Concealer Brush: This is way too fluffy for concealer. I have been using it as an eye shadow brush. It’s a nice size for applying a highlight shade because the width of the brush pretty much matches the depth of my highlight space.
Kabuki Brush: I don’t know if the full priced kabuki is a different size to this one, but I really don’t like this brush at all. It’s too small to hold when doing foundation, and it’s WAAAAY too fluffy to apply powder evenly. I don’t really know what to do with this one. It’s pretty much the only brush I own from E.L.F that I wouldn’t recommend.
These are the cheapest brushes that E.L.F has to offer (£1.50 each). I only own one of these – the Total Face Brush. I don’t really like using this on my face, because it’s a bit scratchy. I actually use this for body glitter. It’s nice and big so its good for dusting glitter or shimmer onto shoulders and arms. Lots of people seem to love this brush for applying powder foundation, so maybe I am just a bit sensitive to it. If you are looking for a powder brush then you may as well give it a shot. Its only £1.50 after all!
So basically, I love E.L.F’s studio brushes. I am a bit on the fence with the others.
If you have about £15 to spend on brushes, this is what I would suggest.
Mineral Blending Brush (£5.50)
Studio Powder Brush (£3.50)
Studio Angled Foundation Brush (£3.50)
Studio Contour Brush (£3.50)
….ok that’s £16. I couldn’t get any closer to £15. E.L.F regularly do discounts via their Facebook page. So if you wait for a good discount you might be able to get it for less than £15 anyway ;)

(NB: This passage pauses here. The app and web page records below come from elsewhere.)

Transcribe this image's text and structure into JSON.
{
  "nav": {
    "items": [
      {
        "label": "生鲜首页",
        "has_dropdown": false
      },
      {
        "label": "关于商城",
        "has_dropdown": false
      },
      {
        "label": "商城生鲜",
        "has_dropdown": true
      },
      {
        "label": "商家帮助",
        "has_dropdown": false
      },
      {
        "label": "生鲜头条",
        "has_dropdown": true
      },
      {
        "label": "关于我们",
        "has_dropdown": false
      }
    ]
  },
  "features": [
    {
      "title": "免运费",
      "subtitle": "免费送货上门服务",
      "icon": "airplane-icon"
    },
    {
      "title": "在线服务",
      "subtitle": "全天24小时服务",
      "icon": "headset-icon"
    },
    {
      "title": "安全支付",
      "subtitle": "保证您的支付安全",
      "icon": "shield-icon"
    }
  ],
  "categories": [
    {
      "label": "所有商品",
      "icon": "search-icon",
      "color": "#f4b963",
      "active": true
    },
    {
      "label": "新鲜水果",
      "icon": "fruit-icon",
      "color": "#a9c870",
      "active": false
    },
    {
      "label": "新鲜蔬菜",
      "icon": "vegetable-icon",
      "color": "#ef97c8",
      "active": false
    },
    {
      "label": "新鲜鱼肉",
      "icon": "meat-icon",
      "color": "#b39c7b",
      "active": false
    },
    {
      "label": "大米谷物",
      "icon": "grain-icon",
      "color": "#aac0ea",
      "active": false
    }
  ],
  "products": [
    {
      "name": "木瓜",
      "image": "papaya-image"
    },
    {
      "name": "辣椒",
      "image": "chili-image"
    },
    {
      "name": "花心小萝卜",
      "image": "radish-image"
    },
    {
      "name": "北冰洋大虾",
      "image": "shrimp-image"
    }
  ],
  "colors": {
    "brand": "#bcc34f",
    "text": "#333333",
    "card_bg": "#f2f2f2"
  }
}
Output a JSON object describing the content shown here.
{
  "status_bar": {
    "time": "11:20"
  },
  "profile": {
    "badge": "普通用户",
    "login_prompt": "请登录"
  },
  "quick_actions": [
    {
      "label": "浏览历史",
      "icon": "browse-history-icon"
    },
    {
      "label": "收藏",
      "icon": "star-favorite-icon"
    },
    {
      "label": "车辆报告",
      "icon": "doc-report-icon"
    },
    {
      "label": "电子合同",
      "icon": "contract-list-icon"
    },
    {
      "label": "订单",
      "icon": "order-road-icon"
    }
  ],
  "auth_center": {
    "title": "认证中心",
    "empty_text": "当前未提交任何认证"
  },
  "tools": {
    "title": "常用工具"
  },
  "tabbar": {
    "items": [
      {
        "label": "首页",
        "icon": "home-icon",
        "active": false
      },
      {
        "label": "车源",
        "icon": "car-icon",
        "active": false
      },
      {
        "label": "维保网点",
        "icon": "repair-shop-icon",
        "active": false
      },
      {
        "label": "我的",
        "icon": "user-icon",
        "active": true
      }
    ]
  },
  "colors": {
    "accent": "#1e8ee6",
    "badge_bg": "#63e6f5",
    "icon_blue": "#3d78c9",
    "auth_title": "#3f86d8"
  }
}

Their postage is really quick - which is excellent. If you order before 12 then your order will usually be with you the next morning.
E.L.F products are available from http://www.eyeslipsface.co.uk/